As part of introducing actions to dashboards, we’re also introducing some new UI elements to further enhance the interactive capabilities of a dashboard. Collectively, we are calling these new elements ‘selectors’. Simply put, a selector describes any dashboard element that supports a selection changed event. Since they support a selection changed event, selectors can trigger actions to occur.
With the ‘supports selection changed’ definition in mind, we’ve already discussed two kinds of selectors: you can select rows on a list element, and you can select features from the operational layers shown on a map. We do not typically refer to these things as selectors, but they do fit the definition.

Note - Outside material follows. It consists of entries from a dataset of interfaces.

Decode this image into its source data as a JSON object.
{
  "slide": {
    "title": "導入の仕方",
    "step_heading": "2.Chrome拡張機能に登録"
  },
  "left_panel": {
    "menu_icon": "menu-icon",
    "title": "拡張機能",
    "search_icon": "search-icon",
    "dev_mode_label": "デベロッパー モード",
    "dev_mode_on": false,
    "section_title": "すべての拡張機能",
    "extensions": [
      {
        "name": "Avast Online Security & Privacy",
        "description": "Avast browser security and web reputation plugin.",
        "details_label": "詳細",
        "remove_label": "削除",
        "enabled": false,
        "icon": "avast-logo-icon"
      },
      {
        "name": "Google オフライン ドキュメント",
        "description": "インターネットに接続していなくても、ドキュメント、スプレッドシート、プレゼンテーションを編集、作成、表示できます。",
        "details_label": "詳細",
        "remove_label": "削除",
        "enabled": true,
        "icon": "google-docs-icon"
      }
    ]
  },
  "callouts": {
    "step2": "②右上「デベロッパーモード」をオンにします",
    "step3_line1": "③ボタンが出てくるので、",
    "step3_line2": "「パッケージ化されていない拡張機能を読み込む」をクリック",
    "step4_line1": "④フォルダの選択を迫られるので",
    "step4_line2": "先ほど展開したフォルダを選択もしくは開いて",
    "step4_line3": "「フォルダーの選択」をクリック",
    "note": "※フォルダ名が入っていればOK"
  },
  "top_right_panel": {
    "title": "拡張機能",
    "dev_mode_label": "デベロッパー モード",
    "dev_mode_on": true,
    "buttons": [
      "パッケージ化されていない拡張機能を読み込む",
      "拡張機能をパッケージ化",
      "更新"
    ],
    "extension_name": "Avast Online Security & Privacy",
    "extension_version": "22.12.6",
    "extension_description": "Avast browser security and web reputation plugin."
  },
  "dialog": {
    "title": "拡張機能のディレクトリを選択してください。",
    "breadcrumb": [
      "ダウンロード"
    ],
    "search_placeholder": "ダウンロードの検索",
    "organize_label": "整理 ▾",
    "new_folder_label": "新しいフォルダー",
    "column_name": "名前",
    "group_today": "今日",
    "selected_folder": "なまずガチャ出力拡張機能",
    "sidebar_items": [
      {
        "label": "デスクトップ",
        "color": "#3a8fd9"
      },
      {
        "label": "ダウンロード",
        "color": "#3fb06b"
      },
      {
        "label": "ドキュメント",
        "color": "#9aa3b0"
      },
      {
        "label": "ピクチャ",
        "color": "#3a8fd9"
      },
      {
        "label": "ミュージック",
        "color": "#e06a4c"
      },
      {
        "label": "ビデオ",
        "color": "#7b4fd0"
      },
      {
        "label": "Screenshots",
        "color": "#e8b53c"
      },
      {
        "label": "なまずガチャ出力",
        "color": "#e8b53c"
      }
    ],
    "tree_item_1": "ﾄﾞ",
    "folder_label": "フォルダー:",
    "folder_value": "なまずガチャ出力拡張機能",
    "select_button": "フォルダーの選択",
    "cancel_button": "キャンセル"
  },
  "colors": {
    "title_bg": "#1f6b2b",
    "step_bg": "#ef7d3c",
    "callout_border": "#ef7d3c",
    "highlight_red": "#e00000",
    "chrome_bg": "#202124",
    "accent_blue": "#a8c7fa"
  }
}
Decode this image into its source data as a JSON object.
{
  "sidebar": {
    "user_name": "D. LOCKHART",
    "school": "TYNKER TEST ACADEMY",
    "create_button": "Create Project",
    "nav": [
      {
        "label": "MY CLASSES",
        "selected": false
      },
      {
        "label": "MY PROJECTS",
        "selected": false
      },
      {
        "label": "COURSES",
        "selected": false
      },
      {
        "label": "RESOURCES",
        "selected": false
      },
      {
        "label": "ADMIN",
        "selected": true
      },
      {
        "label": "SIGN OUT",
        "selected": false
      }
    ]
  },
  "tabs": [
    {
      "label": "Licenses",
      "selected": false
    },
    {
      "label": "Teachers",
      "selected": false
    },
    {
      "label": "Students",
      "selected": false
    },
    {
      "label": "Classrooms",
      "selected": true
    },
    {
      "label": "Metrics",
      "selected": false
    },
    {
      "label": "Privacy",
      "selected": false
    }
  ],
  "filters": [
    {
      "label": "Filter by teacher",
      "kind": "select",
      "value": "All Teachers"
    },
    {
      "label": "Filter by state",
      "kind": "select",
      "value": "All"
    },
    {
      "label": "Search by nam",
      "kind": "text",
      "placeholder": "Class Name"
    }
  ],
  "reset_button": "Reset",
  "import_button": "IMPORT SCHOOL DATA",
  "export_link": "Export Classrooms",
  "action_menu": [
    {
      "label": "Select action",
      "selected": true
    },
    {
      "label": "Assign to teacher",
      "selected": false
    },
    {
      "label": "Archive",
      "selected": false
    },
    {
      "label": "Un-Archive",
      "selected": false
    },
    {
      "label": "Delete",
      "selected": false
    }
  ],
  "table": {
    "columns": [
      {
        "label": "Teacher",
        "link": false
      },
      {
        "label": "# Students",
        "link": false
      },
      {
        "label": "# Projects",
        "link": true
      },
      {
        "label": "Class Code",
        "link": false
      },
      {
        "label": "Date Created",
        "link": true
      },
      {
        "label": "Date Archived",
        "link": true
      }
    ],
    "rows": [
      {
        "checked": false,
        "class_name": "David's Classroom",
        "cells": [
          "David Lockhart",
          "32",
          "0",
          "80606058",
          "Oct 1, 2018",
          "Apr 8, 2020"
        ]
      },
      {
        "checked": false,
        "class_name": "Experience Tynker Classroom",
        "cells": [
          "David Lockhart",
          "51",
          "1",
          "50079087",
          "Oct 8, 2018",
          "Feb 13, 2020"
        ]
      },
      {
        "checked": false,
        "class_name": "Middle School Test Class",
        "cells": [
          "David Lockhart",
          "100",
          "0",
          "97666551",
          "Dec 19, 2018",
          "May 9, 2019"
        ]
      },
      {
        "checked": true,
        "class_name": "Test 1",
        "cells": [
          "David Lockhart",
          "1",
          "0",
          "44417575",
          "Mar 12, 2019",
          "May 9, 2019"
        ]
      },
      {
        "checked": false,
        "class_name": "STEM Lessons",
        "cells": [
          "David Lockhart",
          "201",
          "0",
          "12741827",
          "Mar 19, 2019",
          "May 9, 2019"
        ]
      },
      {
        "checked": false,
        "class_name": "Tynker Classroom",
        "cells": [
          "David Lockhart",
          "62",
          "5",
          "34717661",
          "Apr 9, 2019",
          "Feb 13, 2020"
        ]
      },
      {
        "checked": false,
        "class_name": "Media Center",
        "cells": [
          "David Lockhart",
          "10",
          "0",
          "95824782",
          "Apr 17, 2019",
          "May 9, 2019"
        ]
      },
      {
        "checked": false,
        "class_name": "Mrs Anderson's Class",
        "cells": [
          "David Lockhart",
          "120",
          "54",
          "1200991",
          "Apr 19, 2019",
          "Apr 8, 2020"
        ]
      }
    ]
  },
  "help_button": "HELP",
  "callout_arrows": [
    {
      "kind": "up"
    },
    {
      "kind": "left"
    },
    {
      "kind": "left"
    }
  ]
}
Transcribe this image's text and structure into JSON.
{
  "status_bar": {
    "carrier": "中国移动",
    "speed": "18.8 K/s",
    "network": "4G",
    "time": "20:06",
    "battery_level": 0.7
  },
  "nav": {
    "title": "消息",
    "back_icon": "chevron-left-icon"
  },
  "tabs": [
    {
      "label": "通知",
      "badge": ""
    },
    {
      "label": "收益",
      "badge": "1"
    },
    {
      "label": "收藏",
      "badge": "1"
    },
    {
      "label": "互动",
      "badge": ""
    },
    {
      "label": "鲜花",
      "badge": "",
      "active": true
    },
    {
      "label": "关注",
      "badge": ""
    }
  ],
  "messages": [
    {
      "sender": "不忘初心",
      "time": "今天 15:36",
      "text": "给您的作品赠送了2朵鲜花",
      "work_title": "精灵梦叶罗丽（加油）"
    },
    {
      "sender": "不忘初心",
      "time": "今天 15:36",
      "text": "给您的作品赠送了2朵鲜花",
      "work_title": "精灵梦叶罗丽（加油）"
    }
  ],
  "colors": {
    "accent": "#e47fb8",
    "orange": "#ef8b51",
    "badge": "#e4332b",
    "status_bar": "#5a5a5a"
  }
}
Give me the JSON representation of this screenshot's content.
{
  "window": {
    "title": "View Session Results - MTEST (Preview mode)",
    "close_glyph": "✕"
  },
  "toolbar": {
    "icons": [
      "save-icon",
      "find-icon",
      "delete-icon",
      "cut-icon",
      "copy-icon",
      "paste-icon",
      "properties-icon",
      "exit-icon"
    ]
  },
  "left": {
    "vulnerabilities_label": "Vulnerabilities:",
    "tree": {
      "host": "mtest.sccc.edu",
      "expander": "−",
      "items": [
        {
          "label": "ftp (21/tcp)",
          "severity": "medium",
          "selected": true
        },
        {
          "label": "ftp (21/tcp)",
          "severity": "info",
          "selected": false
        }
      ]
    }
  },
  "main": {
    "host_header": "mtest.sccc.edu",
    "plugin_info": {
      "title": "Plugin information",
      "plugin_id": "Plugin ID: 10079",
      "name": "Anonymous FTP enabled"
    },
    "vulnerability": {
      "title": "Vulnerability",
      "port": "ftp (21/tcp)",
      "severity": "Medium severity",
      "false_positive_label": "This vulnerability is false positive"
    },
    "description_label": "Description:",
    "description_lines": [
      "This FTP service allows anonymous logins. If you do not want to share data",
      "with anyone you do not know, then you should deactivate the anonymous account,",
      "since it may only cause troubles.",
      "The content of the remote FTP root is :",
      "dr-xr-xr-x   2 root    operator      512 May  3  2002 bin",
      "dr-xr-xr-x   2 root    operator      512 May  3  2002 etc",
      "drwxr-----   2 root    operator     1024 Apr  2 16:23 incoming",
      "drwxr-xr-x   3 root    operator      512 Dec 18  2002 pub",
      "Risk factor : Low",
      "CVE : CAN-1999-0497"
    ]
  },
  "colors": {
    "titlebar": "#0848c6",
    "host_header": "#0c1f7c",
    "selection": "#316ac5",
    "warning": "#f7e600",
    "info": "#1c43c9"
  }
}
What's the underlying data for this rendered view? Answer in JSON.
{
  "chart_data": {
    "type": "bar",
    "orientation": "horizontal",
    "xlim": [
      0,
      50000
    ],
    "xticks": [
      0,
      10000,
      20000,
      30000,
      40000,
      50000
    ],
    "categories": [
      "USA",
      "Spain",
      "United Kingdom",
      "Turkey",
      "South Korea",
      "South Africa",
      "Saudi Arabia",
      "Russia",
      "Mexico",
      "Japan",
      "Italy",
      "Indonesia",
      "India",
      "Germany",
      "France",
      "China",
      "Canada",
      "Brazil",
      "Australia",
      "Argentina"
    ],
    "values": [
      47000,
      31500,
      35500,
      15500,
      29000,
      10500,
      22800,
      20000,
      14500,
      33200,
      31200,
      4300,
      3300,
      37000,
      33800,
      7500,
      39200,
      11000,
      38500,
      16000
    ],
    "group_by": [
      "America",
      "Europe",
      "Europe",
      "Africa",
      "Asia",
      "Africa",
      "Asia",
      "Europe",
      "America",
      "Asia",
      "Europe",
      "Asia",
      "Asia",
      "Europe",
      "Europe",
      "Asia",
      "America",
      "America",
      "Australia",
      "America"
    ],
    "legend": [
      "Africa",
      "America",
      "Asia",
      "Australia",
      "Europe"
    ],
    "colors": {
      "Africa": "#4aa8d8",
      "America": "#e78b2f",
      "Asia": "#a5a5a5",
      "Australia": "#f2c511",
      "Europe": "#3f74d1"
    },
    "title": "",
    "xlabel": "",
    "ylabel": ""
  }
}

Selectors can be added to panels on a dashboard. Panels are designed to occupy a pre-defined place on a dashboard, and there are two options available: header and left panel. A dashboard can have one of each panel type, and in the case of the left panel, it can be configured to be retractable.
There are three types of selector elements: category selector, number selector, and date selector.
A category selector can obtain its values from a list of static values, from features, or from summary statistics that get calculated at runtime and it can be configured to be displayed as a dropdown, a button bar, or a list of radio buttons.
A number selector can be a fixed value or a numeric range, and can be displayed as an input box, spinner, or slider.
A date selector has many display options. It can be configured to show a list of pre-defined dates/times of the dashboard author’s choosing, or use a date/time picker that allows for a single value or a range. With predefined dates (and similar to category selector), a date selector can be displayed on the dashboard as a dropdown, button bar, or as radio buttons.
Many selectors can be placed on the dashboard panels, and when configured to trigger actions, highly interactive dashboards are possible.
Date 'binning' on Serial Charts
Although the main focus of this beta release is interactive dashboards, improvements in other areas are always happening. One new feature we would like to draw your attention to is our new date binning capability on serial charts.
The ability to parse date fields for display on a serial chart has been around for several beta refreshes and in our most recent refresh, we enabled dashboard authors with the ability to finely control the format of those dates when they appear on the chart.
When configuring a serial chart, the dashboard author specifies how the data is to be divided into categories. A value for each category is then rendered on the chart. There are three options:
• Grouped Values – Multiple rows are grouped together as input to form a single value based on a summary statistic (count, sum, minimum, maximum, etc.).
• Features – Each row of data represents a category and a numeric value from a field is rendered on the chart.
• Fields – Field name represent a category, and the value placed on the chart is a summary statistic applied to all the values.
Before this release, when grouping values to create categories, we made no distinction between date fields and other categorical data. Now we take the additional step of ‘binning’ date-based data by the minimum period specified before calculating the summary statistic. This is useful for taking data that has been captured at one level of granularity (e.g. down to the minute or second) and displaying it at a coarser level of granularity (e.g. by hour or by day).
The following two charts represent crime counts. Crimes can happen at any time, and when stored in the database, their granularity might be down to the minute, or even the second. Binning such data to a coarser level of detail (e.g. hour or day) makes for nicer looking charts that are easier to interpret.
We hope you enjoy these new features and please continue to share your feedback with us on the Esri Early Adopter community forums.
The Operations Dashboard for ArcGIS Dev team